“Finally, brethren, whatsoever things are true, whatsoever things are honest, whatsoever things are just, whatsoever things are pure, whatsoever things are lovely, whatsoever things are of good report; if there be any virtue, and if there be any praise, think on these things.”
(Philippians 4:8 KJV)
If we allow our minds to be transformed by God, we will be able to test and approve His good, pleasing, and perfect will for us (Romans 12:2).
Being a new creation, we also get to have new and lasting relationships (1 John 1:7). In a world where relationships are easily disposable, God calls all new creatures to be together in fellowship. Unlike the relationships we find in the world, which really stand on very shallow and volatile foundations based on feelings and selfish ideals, our spiritual family is called to be united despite overwhelming differences (1 Corinthians 1:10, Colossians 3:13, Galatians 6:2). The Christian life is not simply hard, it’s impossible. We need God and our spiritual family to thrive because this walk of faith is too challenging to be walked alone (Ecclesiastes 4:9-12). In the church community, we find encouragement, correction, strength, and comfort (Hebrews 10:24-25). They say that “blood is thicker than water,” but in a spiritual family, even in a godly marriage, we have a bond that’s thicker and more real than human blood. We are held together by the blood of Christ (Ephesians 4:15-16).
As a new creation, we now look to a better and more hopeful future that’s eternal, not temporal. Everything in the world is very temporary and meaningless (Ecclesiastes 1:14). God takes us away from that and puts us in a life that looks beyond earthly life and into eternal heavenly life (John 3:16). We are looking at a future where there will be no more death, sorrow, crying, or pain (Revelations 21:4); a future where even our bodies will have their glorified form (1 Corinthians 15:42–53) and unhindered and unlimited worship of God (Revelations 4:8-11). Such a wonderful world that will be for God’s new creations!
In Christ, new creation means we have a new status. We’re no longer condemned sinners but children of God (John 1:12). We live in a performance-based world where you have to do something or be someone to be accepted. Jesus changed all that. We don’t have to do anything or be someone just to be accepted. We just have to come to Him as we are and receive forgiveness, salvation, and renewal (Acts 3:19). The moment we receive Christ, we become God’s children and co-heirs in Christ (Romans 8:14-17)
Finally, as a new creation, we also have a new mission—making Jesus famous. The Gospel is too important to be kept for ourselves and too big to be contained in our own story. We are called to preach and disciple the Gospel to the world. God’s plan is so big that it’s not just a local thing—it’s global. It would be selfish for us to not share such great news, which could change the whole world. We are called to go beyond ourselves.

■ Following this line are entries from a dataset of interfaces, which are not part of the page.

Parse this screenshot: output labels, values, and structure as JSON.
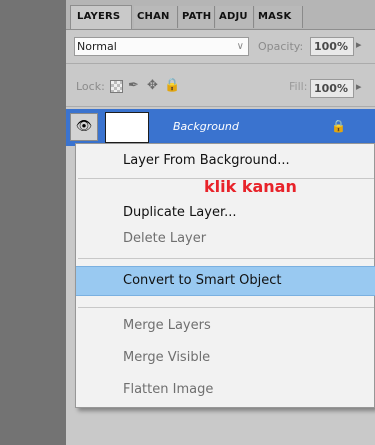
{
  "tabs": [
    "LAYERS",
    "CHAN",
    "PATH",
    "ADJU",
    "MASK"
  ],
  "blend_mode": {
    "value": "Normal"
  },
  "opacity": {
    "label": "Opacity:",
    "value": "100%"
  },
  "lock": {
    "label": "Lock:"
  },
  "fill": {
    "label": "Fill:",
    "value": "100%"
  },
  "layer": {
    "name": "Background"
  },
  "context_menu": {
    "items": [
      {
        "label": "Layer From Background...",
        "enabled": true
      },
      {
        "label": "Duplicate Layer...",
        "enabled": true
      },
      {
        "label": "Delete Layer",
        "enabled": false
      },
      {
        "label": "Convert to Smart Object",
        "enabled": true,
        "highlighted": true
      },
      {
        "label": "Merge Layers",
        "enabled": false
      },
      {
        "label": "Merge Visible",
        "enabled": false
      },
      {
        "label": "Flatten Image",
        "enabled": false
      }
    ],
    "highlight_color": "#99c9f1"
  },
  "annotation": {
    "text": "klik kanan",
    "color": "#e8232a"
  },
  "colors": {
    "selected_layer": "#3a73cf",
    "panel": "#c9c9c9"
  },
  "icons": [
    "eye-icon",
    "lock-transparent-icon",
    "lock-brush-icon",
    "lock-move-icon",
    "lock-all-icon",
    "layer-lock-icon",
    "dropdown-arrow-icon"
  ]
}
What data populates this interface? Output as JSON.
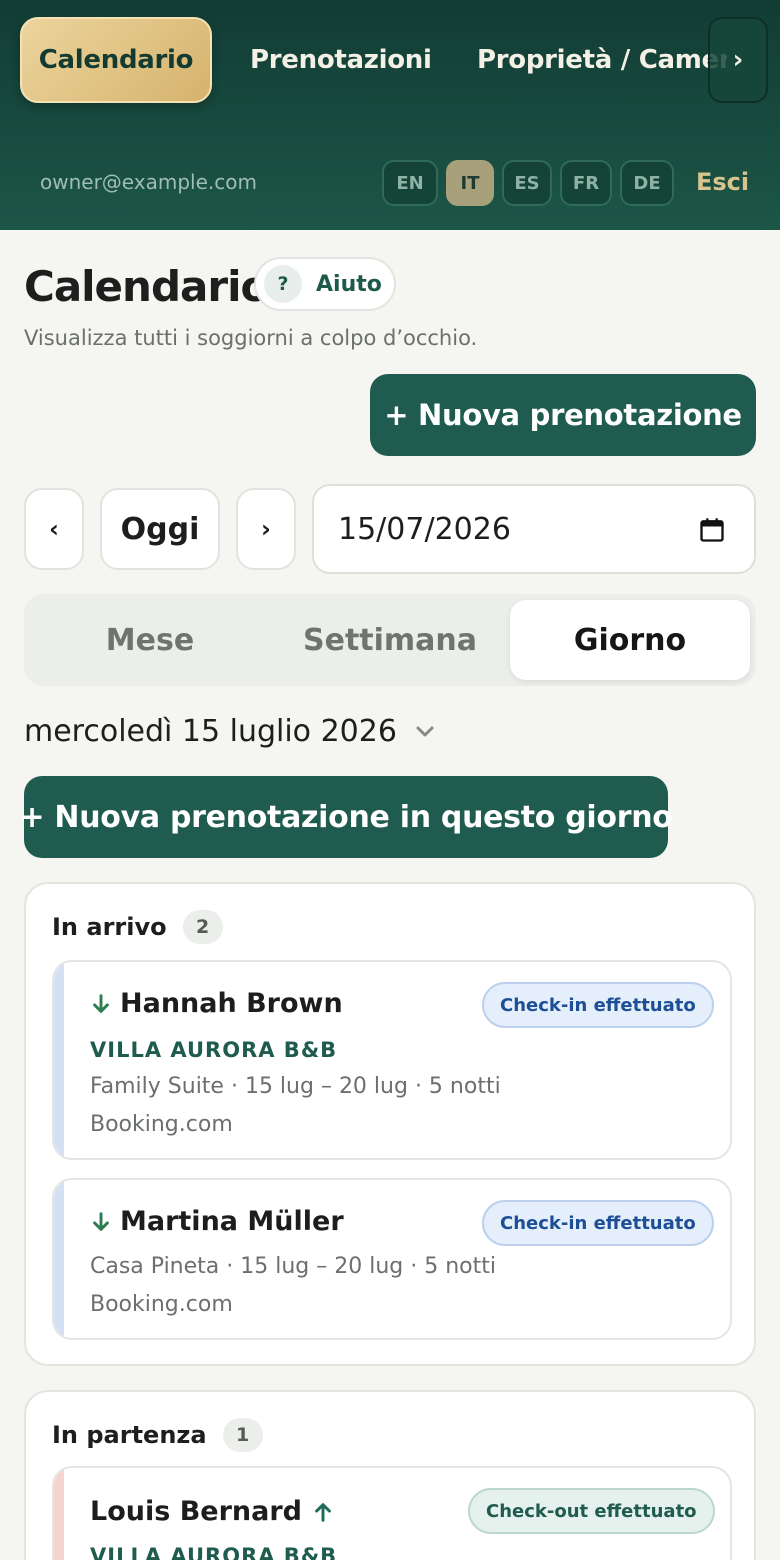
{
  "nav": {
    "tabs": [
      {
        "label": "Calendario"
      },
      {
        "label": "Prenotazioni"
      },
      {
        "label": "Proprietà / Camere"
      }
    ],
    "more_glyph": "›"
  },
  "header": {
    "user_email": "owner@example.com",
    "languages": [
      "EN",
      "IT",
      "ES",
      "FR",
      "DE"
    ],
    "active_language": "IT",
    "logout_label": "Esci"
  },
  "page": {
    "title": "Calendario",
    "help_icon": "?",
    "help_label": "Aiuto",
    "subtitle": "Visualizza tutti i soggiorni a colpo d’occhio.",
    "new_booking_label": "+ Nuova prenotazione"
  },
  "controls": {
    "prev_glyph": "‹",
    "today_label": "Oggi",
    "next_glyph": "›",
    "date_value": "15/07/2026"
  },
  "views": [
    {
      "label": "Mese"
    },
    {
      "label": "Settimana"
    },
    {
      "label": "Giorno"
    }
  ],
  "active_view": "Giorno",
  "day": {
    "label": "mercoledì 15 luglio 2026",
    "new_booking_label": "+ Nuova prenotazione in questo giorno"
  },
  "arrivals": {
    "title": "In arrivo",
    "count": "2",
    "items": [
      {
        "guest": "Hannah Brown",
        "property": "VILLA AURORA B&B",
        "details": "Family Suite · 15 lug – 20 lug · 5 notti",
        "source": "Booking.com",
        "status": "Check-in effettuato"
      },
      {
        "guest": "Martina Müller",
        "details": "Casa Pineta · 15 lug – 20 lug · 5 notti",
        "source": "Booking.com",
        "status": "Check-in effettuato"
      }
    ]
  },
  "departures": {
    "title": "In partenza",
    "count": "1",
    "items": [
      {
        "guest": "Louis Bernard",
        "property": "VILLA AURORA B&B",
        "status": "Check-out effettuato"
      }
    ]
  },
  "colors": {
    "header_dark": "#123c34",
    "primary": "#1f5b4e",
    "gold": "#e3c585",
    "arrival_accent": "#d4e1f5",
    "departure_accent": "#f6d3cd"
  },
  "icons": {
    "arrival": "arrow-down-icon",
    "departure": "arrow-up-icon",
    "date_picker": "calendar-icon",
    "day_picker": "chevron-down-icon"
  }
}
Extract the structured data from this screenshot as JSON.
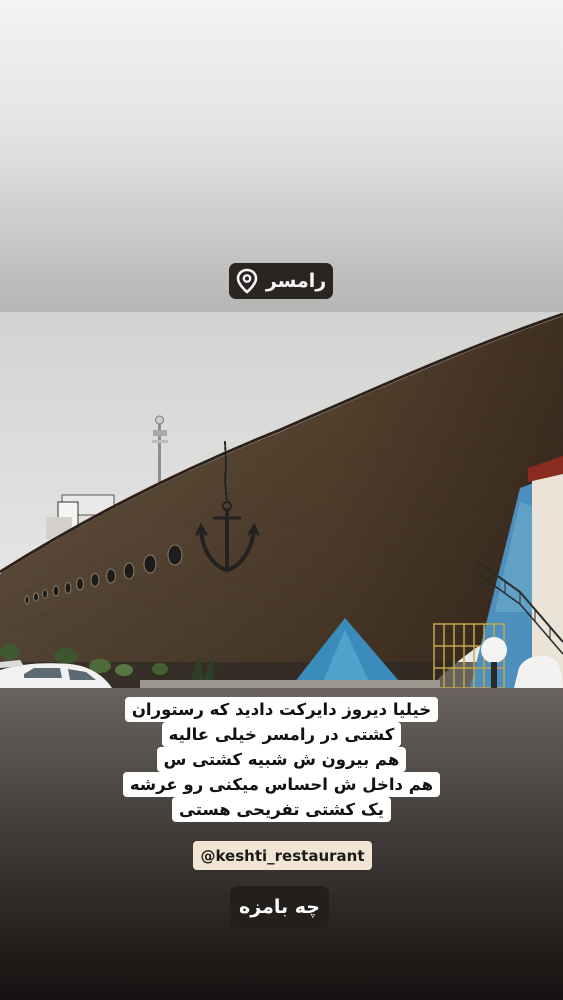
{
  "location_sticker": {
    "label": "رامسر",
    "icon": "location-pin-icon"
  },
  "caption": {
    "lines": [
      "خیلیا دیروز دایرکت دادید که رستوران",
      "کشتی در رامسر خیلی عالیه",
      "هم بیرون ش شبیه کشتی س",
      "هم داخل ش احساس میکنی رو عرشه",
      "یک کشتی تفریحی هستی"
    ]
  },
  "mention_sticker": {
    "label": "@keshti_restaurant"
  },
  "reply_text": {
    "label": "چه بامزه"
  },
  "colors": {
    "ship_hull": "#5b4836",
    "sky": "#dcdcdb",
    "mural_blue": "#3b86b6",
    "mention_bg": "#f3e5d3"
  }
}
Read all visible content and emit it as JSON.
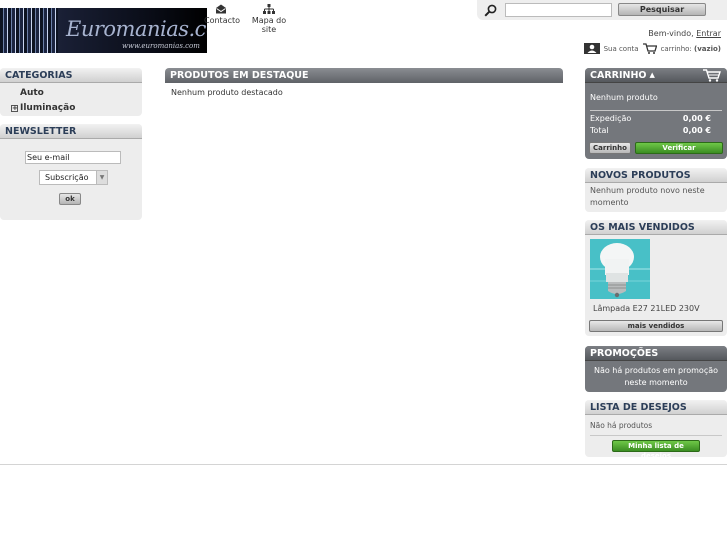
{
  "header": {
    "logo": {
      "wordmark": "Euromanias.com",
      "url_text": "www.euromanias.com"
    },
    "links": {
      "contact": "Contacto",
      "sitemap": "Mapa do site"
    },
    "search": {
      "button": "Pesquisar",
      "value": ""
    },
    "welcome": {
      "text": "Bem-vindo,",
      "login": "Entrar"
    },
    "account": {
      "my_account": "Sua conta",
      "cart_label": "carrinho:",
      "cart_state": "(vazio)"
    }
  },
  "left": {
    "categories": {
      "title": "CATEGORIAS",
      "items": [
        {
          "label": "Auto",
          "expandable": false
        },
        {
          "label": "Iluminação",
          "expandable": true,
          "toggle": "+"
        }
      ]
    },
    "newsletter": {
      "title": "NEWSLETTER",
      "email_value": "Seu e-mail",
      "select_value": "Subscrição",
      "ok": "ok"
    }
  },
  "center": {
    "featured": {
      "title": "PRODUTOS EM DESTAQUE",
      "empty": "Nenhum produto destacado"
    }
  },
  "right": {
    "cart": {
      "title": "CARRINHO",
      "arrow": "▲",
      "empty": "Nenhum produto",
      "shipping_label": "Expedição",
      "shipping_value": "0,00 €",
      "total_label": "Total",
      "total_value": "0,00 €",
      "view_button": "Carrinho",
      "checkout_button": "Verificar"
    },
    "new_products": {
      "title": "NOVOS PRODUTOS",
      "empty": "Nenhum produto novo neste momento"
    },
    "best_sellers": {
      "title": "OS MAIS VENDIDOS",
      "item_name": "Lâmpada E27 21LED 230V",
      "button": "mais vendidos"
    },
    "promotions": {
      "title": "PROMOÇÕES",
      "empty": "Não há produtos em promoção neste momento"
    },
    "wishlist": {
      "title": "LISTA DE DESEJOS",
      "empty": "Não há produtos",
      "button": "Minha lista de desejos"
    }
  },
  "colors": {
    "green_button": "#4aa72d",
    "dark_block": "#74777c",
    "title_blue": "#2c3e58"
  }
}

“And Jesus came and spake unto them, saying, All power is given unto me in heaven and in earth.  Go ye therefore, and teach all nations, baptizing them in the name of the Father, and of the Son, and of the Holy Ghost:  Teaching them to observe all things whatsoever I have commanded you: and, lo, I am with you always, even unto the end of the world. Amen.”
(Matthew 28:18-20 KJV)
Indeed, new things happen as we pursue a life of being a new creation. So, we leave the old and defeated life behind and move forward to a new and victorious life in Christ.